One of my full time English faculty astutely pointed out to me in an email: “Want to see something even more depressing than the article? Read the comments afterwards...” So, I read over them. Many of them were laced with blame and hostility toward teachers and the education system. Many of them misunderstood the thesis and main points of the article (which [ironically] illustrates the author’s thesis!).
Where does this leave us as developmental educators? I think this article brings up many issues we face everyday, and it also provides the front-line faculty, the faculty who most commonly face this population of students everyday, year after year, a mechanism to really flesh out our concerns, questions, ideas, and provoke agency. Some of the questions that could prompt discussion at our next conference could be:
• How do we fill in the “holes” left by public education?
o What do we need to know about public school culture and curricula to do a better job in filling those holes?
o Are they solely academic holes? What other deficiencies do community colleges need to address and how can we do that effectively?
o How can this discussion inform our College and Career Readiness discussions?
• Do students suddenly become “not developmental” students once they leave our classes and register for college-level courses? Why or why not?
• What do all students really need to succeed? Are there some groups that would benefit from something more than other groups would? What group characteristics fit which benefits?
• How can we best inform our college-level peers about best practices in teaching underprepared students?
I am not interested in placing blame. What the author writes about is a reality that we must address at the college level. I don’t profess to know the answers. I feel as though ILSADE, if we really take on this discussion, can truly position itself in the state as the main voice in addressing these pressing issues.

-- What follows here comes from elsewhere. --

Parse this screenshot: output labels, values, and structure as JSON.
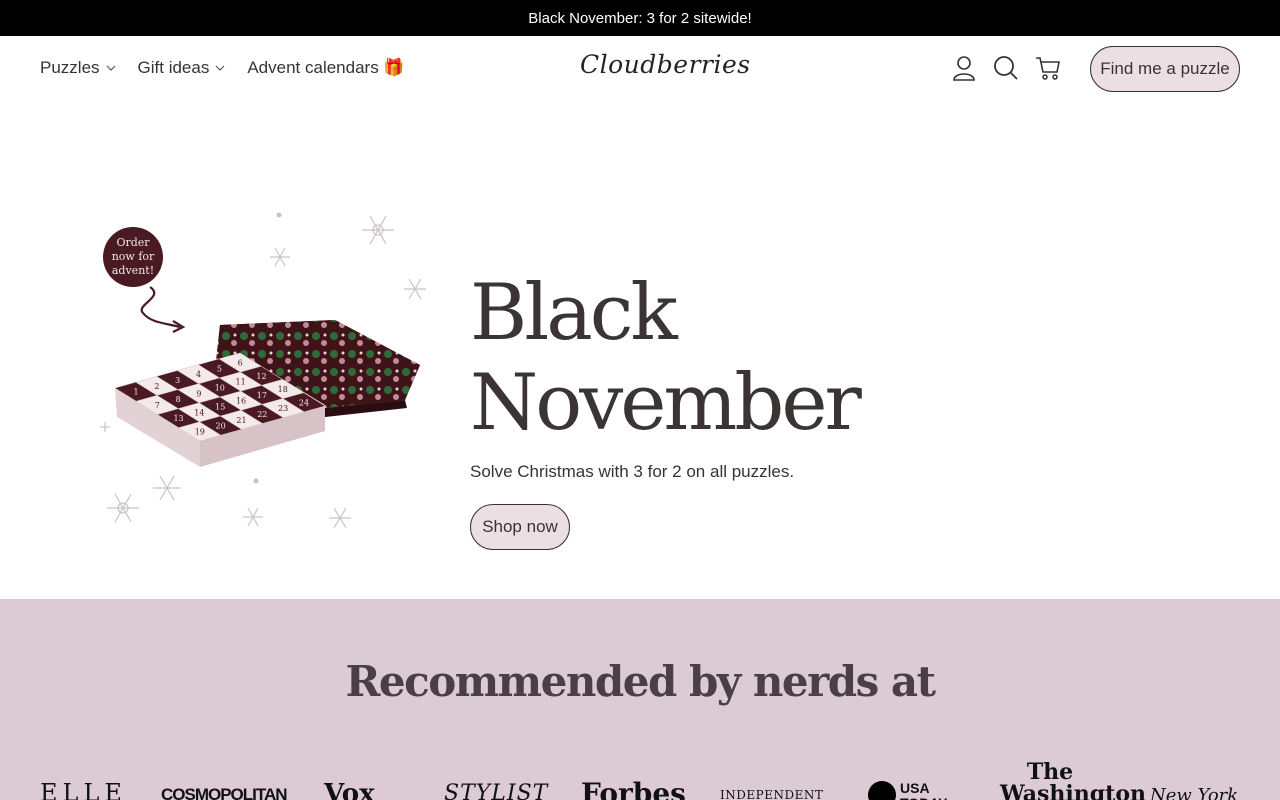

Dr. Medea Rambish is the Dean of Developmental Education and College Readiness at Waubonsee Community College and the President-Elect of ILSADE.